4. To all those who complain about horrible chain jobs, stop your bitching and go work for an independent. That's what I did five years ago, and I could never go back to a chain again. It was the smartest and luckiest decision I ever made.

Sophia said...

All this shortage stuff is BS. Hospitals, long term care, nuclear...all have their own fields and specialties in pharmacy that are in dire need of help, but because they don't pay 120+ they're not worthwhile. Stop going for the big bucks the chains offer you to be their slave for 5 years. Get some training beyond just the PharmD. I'm at the end of my second year and I am on to this. I'm not going to sell myself short by just getting the degree and going to work for some chain, because that does nothing to set me apart or secure my job. I just don't see the point of getting all this education and then spend the rest of my life telling people what aisle the toothpaste is on. Of course, no offense to those who like retail and do your jobs well, but I think y'all are weird.

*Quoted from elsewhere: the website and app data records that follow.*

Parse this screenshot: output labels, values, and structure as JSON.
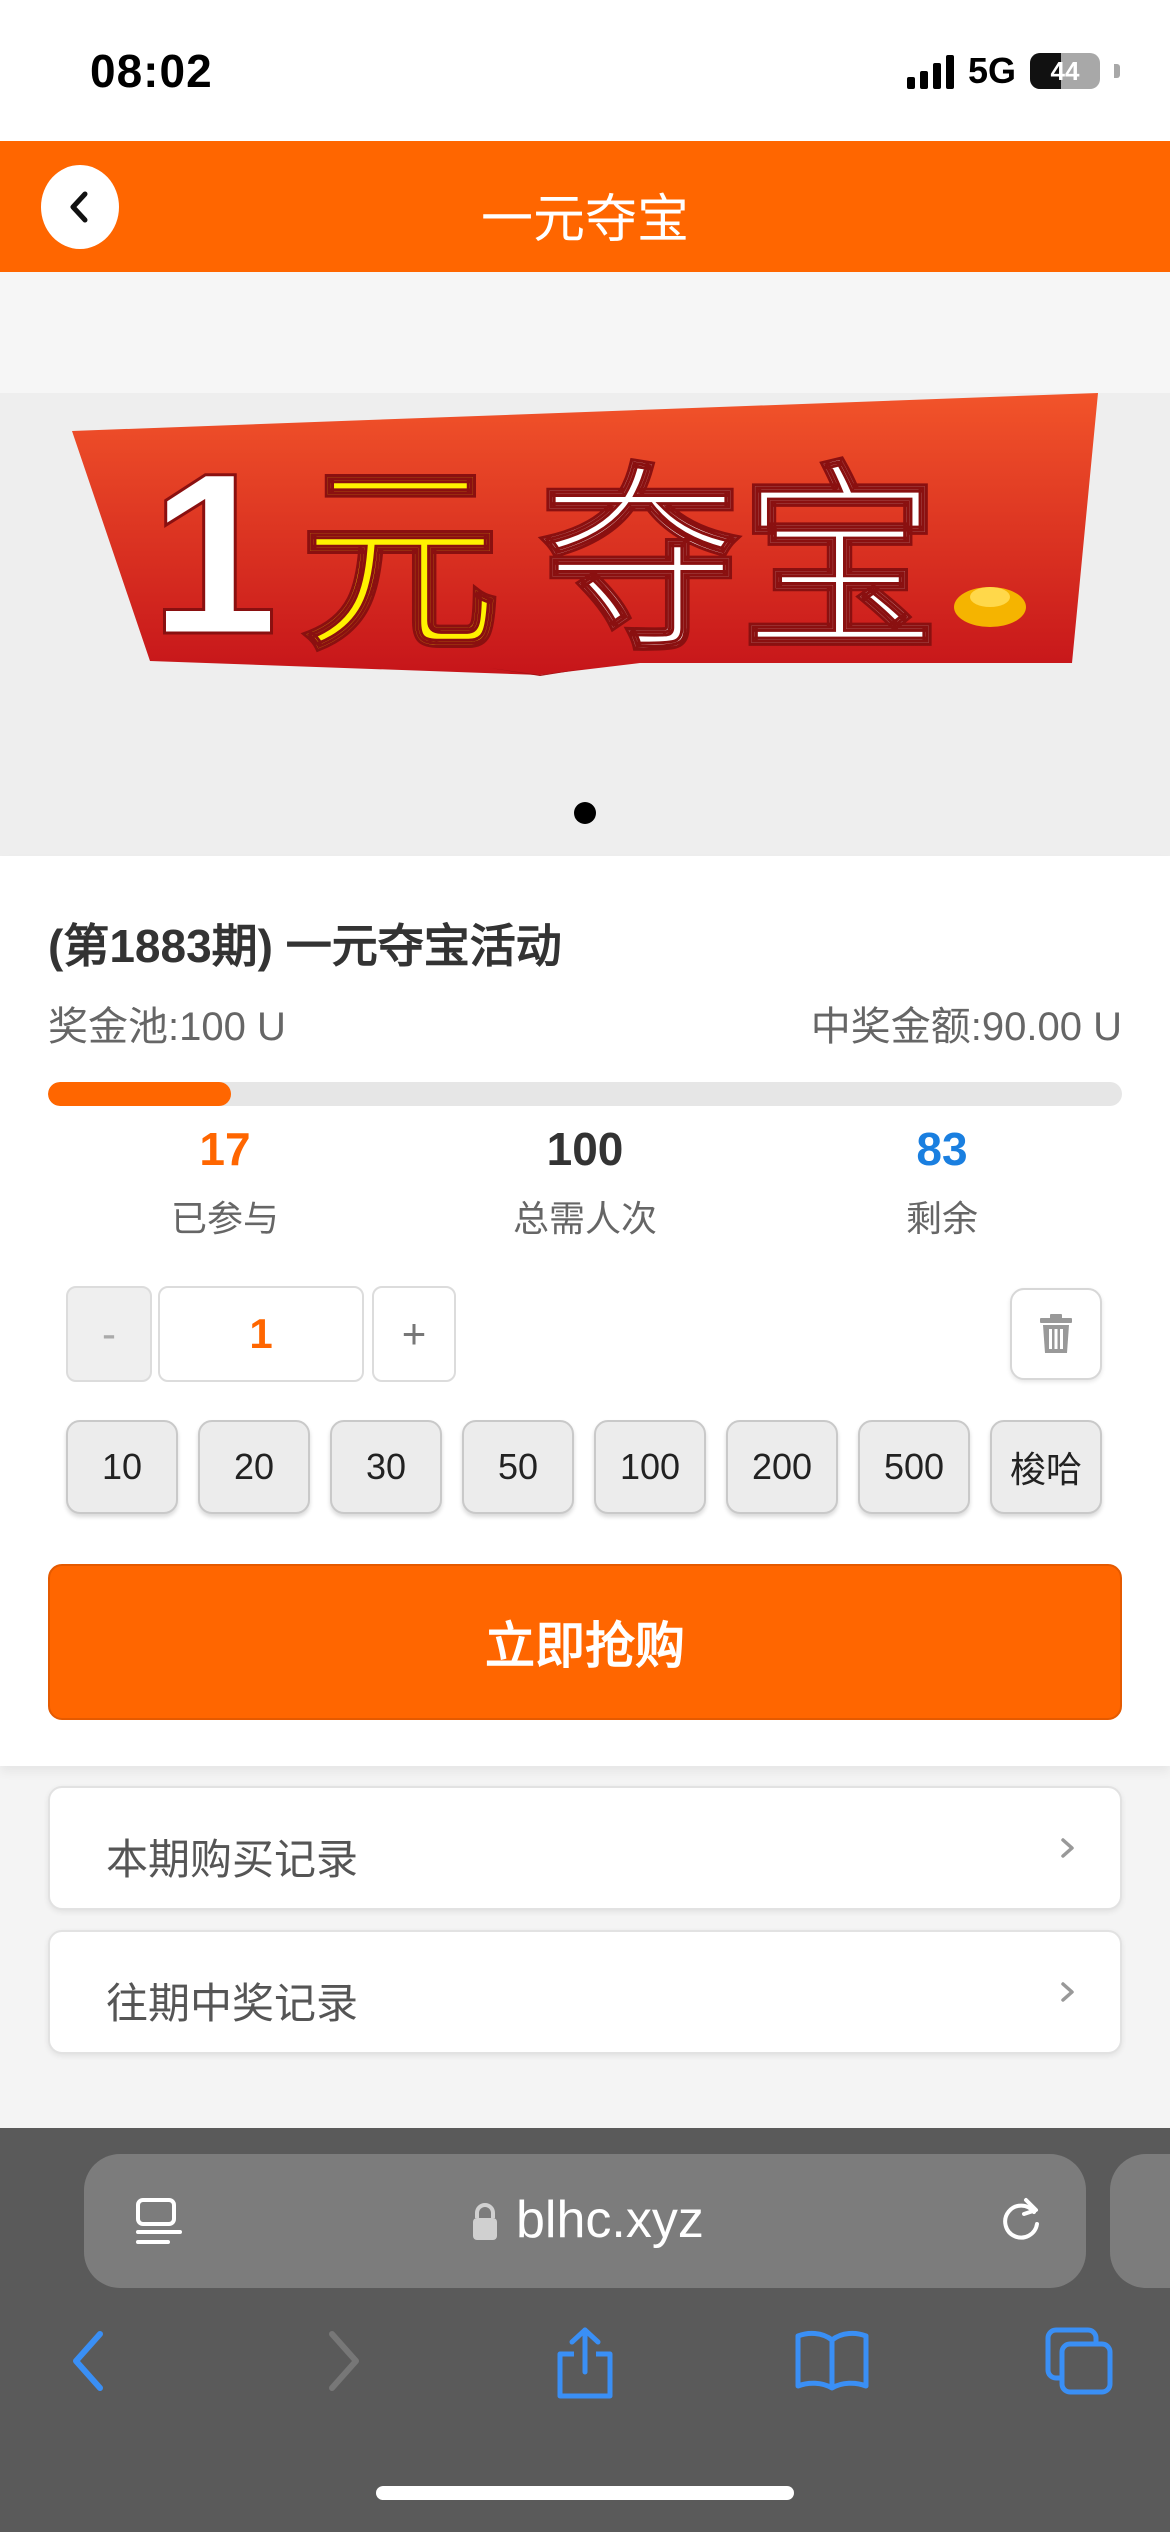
{
  "status_bar": {
    "time": "08:02",
    "network": "5G",
    "battery": "44"
  },
  "header": {
    "title": "一元夺宝"
  },
  "banner": {
    "text": "1元夺宝",
    "num": "1",
    "ch1": "元",
    "ch2": "夺宝",
    "slides": 1,
    "active_slide": 1
  },
  "activity": {
    "title": "(第1883期) 一元夺宝活动",
    "pool_label": "奖金池:100 U",
    "prize_label": "中奖金额:90.00 U",
    "progress": 0.17,
    "stats": [
      {
        "value": "17",
        "label": "已参与"
      },
      {
        "value": "100",
        "label": "总需人次"
      },
      {
        "value": "83",
        "label": "剩余"
      }
    ]
  },
  "quantity": {
    "minus": "-",
    "value": "1",
    "plus": "+"
  },
  "presets": [
    "10",
    "20",
    "30",
    "50",
    "100",
    "200",
    "500",
    "梭哈"
  ],
  "buy_button": "立即抢购",
  "records": [
    {
      "label": "本期购买记录"
    },
    {
      "label": "往期中奖记录"
    }
  ],
  "browser": {
    "url": "blhc.xyz"
  },
  "colors": {
    "accent": "#ff6600",
    "remaining": "#1a7fe0",
    "ios_blue": "#3a8ff5"
  },
  "icons": [
    "back-chevron-icon",
    "trash-icon",
    "chevron-right-icon",
    "lock-icon",
    "reader-icon",
    "reload-icon",
    "share-icon",
    "bookmarks-icon",
    "tabs-icon"
  ]
}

Anonymous said...

Sorry Sophia, I need to be "weird". I have $70,000 worth of loans to pay back. Apparently your situation is different. You should be thankful you don't have to whore yourself out to the chains. Am I wasting my education? Probably. Do you think I really enjoy my situation? I don't. Not at all. These are the cards I'm dealt. I simply do my best and go home. And Sophia, I've worked in hospital and long-term care and they also suck, just in a different capacity. You might as well get shit on by the chains and get paid instead of getting shit on by the long-term care facility for $30,000/year less.